By Matt Jarzemsky
NEW YORK--A rebound by banks and health-care shares helped push the blue chips higher--but not enough to help them avoid a losing week.
The Dow Jones Industrial Average rose 67.21 points, or 0.5%, to 12640.78, on Friday. The benchmark trimmed a weekly decline caused by Thursday's sharp selloff, which was fueled by a cascade of bearish global data.
J.P. Morgan Chase, up 1.4%, was among the Dow's biggest advancers. Bank of America, Morgan Stanley and Wells Fargo also gained, up 1.5%, 1.3% and 1.5%, respectively.
The Standard & Poor's 500-stock index tacked on 9.51 points, or 0.7%, to 1335.02. All 10 of the index's sectors traded higher, though consumer staples and utilities lagged behind. The Nasdaq Composite added 33.33 points, or 1.2%, to 2892.42.
Uri Landesman, president of New York hedge fund Platinum Partners, called it a "relief rally" for stocks--"a little bit of buying on the bad news."
Late Thursday, Moody's Investors Service downgraded numerous global banks, citing significant exposure to volatility and the risk of large losses from capital markets activities.
But analysts largely took a positive view, saying the decisions were on the whole slightly less negative than many investors had feared. Only one company, Credit Suisse Group, had its rating cut by three notches. Two others, Morgan Stanley and UBS, had faced three-notch reductions but were downgraded only two levels.
The immediate effect was to dispel concerns that had hung over the market since February. "It appears that a headwind has been removed," Keefe, Bruyette & Woods analyst David Konrad wrote in a note to clients.
The U.S.-listed shares of Credit Suisse rose 1.2%, and UBS's added 2.1%.
In Europe, markets were mostly lower, with the Stoxx Europe 600 falling 0.7%, as more downbeat economic data weighed on sentiment. June data showed Germany's Ifo index of business confidence fell more than expected. Benchmark indexes in the U.K., Germany and France all rose for the third week in a row.
Meanwhile, Spain's IBEX 35 index bucked the trend by rallying 1.5%, after an external audit said the country's banks will need to increase capital by up to 62 billion euros ($77.75 billion) to survive a worst-case scenario. That number was a lot lower than many had feared.
The European Central Bank said it would offer loans to euro-zone banks in exchange for a wider range of collateral, accepting securities such as car loans and certain mortgage-backed securities, in a move seen as an attempt to provide liquidity to Spanish banks.
Asian markets were broadly lower on the back of U.S. weakness Thursday, with Japan's Nikkei Stock Average losing 0.3% but rising 2.7% on the week, its third weekly gain in a row.

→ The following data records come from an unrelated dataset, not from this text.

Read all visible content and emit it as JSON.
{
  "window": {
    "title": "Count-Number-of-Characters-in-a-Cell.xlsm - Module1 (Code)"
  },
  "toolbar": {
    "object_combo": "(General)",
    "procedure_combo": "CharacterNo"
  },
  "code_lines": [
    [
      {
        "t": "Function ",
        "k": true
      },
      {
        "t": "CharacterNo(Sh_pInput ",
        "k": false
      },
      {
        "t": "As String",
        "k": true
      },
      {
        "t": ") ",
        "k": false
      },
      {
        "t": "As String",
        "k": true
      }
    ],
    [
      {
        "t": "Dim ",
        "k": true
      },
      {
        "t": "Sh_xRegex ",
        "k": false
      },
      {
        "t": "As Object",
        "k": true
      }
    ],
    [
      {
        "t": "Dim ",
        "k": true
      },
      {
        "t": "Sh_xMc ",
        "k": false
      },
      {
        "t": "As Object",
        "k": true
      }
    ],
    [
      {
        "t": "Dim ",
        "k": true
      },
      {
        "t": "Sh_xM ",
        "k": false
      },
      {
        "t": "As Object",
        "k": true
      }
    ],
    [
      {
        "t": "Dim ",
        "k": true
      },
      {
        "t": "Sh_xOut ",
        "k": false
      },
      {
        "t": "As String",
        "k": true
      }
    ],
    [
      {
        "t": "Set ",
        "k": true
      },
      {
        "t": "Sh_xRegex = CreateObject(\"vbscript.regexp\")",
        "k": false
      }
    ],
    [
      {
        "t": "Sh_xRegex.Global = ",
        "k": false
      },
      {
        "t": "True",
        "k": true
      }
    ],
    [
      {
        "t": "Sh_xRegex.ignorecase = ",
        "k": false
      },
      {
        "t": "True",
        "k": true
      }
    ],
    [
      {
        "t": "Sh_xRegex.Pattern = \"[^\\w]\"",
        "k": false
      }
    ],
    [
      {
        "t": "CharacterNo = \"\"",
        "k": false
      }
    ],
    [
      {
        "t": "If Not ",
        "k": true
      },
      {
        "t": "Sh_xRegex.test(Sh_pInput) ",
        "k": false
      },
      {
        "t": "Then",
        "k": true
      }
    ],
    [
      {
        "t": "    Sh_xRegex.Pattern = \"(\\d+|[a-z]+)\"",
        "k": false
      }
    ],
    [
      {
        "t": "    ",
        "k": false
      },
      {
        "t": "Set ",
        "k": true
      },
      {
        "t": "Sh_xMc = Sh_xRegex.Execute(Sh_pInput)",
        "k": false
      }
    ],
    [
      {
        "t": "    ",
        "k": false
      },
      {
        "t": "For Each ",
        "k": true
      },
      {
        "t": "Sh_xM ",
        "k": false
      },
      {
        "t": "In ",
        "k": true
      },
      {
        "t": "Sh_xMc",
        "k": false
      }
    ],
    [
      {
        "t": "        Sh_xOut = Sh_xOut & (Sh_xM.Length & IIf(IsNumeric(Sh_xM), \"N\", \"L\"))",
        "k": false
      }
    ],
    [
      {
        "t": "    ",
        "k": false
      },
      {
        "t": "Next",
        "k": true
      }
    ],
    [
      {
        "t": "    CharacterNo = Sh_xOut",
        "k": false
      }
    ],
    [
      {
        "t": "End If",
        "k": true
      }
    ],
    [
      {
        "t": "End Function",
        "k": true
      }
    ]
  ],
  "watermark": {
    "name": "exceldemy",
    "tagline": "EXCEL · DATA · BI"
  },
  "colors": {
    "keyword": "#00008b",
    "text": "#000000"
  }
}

Hong Kong's Hang Seng Index slumped 1.4%, down 1.2% on the week and six of the past seven.
Crude-oil futures added $1.56 a barrel, or 2%, to $79.76. Gold rose $1.50 a troy ounce, or 0.1%, to $1,566.

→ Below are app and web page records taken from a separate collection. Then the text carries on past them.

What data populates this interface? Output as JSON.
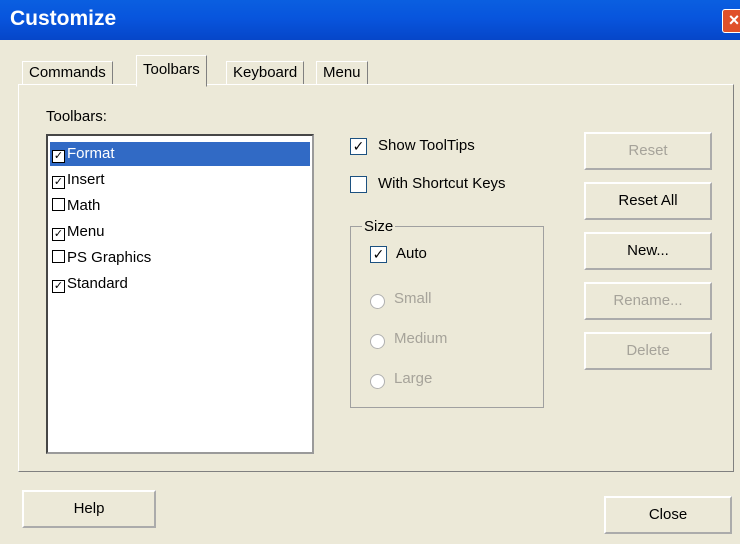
{
  "window": {
    "title": "Customize",
    "close_glyph": "×"
  },
  "tabs": [
    "Commands",
    "Toolbars",
    "Keyboard",
    "Menu"
  ],
  "toolbars_label": "Toolbars:",
  "toolbar_items": [
    {
      "label": "Format",
      "checked": true,
      "selected": true
    },
    {
      "label": "Insert",
      "checked": true,
      "selected": false
    },
    {
      "label": "Math",
      "checked": false,
      "selected": false
    },
    {
      "label": "Menu",
      "checked": true,
      "selected": false
    },
    {
      "label": "PS Graphics",
      "checked": false,
      "selected": false
    },
    {
      "label": "Standard",
      "checked": true,
      "selected": false
    }
  ],
  "options": {
    "show_tooltips": {
      "label": "Show ToolTips",
      "checked": true
    },
    "with_shortcut_keys": {
      "label": "With Shortcut Keys",
      "checked": false
    }
  },
  "size": {
    "title": "Size",
    "auto": {
      "label": "Auto",
      "checked": true
    },
    "small": "Small",
    "medium": "Medium",
    "large": "Large"
  },
  "buttons": {
    "reset": "Reset",
    "reset_all": "Reset All",
    "new": "New...",
    "rename": "Rename...",
    "delete": "Delete",
    "help": "Help",
    "close": "Close"
  }
}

The dollar rose against the yen but lost ground to the euro.
In corporate news, Ryder System slid 13%, the biggest decline among the S&P 500 components. The truck-rental company lowered its second-quarter and full-year earnings outlooks, citing lower-than-expected demand.
Facebook rose 3.8%, extending its more-than-20% rally from its early June lows, which followed concerns about the social network's valuation and botched initial public offering.
Harvest Natural Resources soared 87% after the energy company agreed to sell its Venezuela assets to Indonesia's PT Pertamina for $752 million.
Darden Restaurants declined 0.7% after the operator of Olive Garden and Red Lobster projected continued weak growth for its major brands, citing expectations of a "frustratingly slow" economic recovery.
Associated Estates Realty dropped 2.1% after the real-estate investment trust said it planned a public offering of 5.5 million shares of its common stock.
Write to Matt Jarzemsky at firstname.lastname@example.org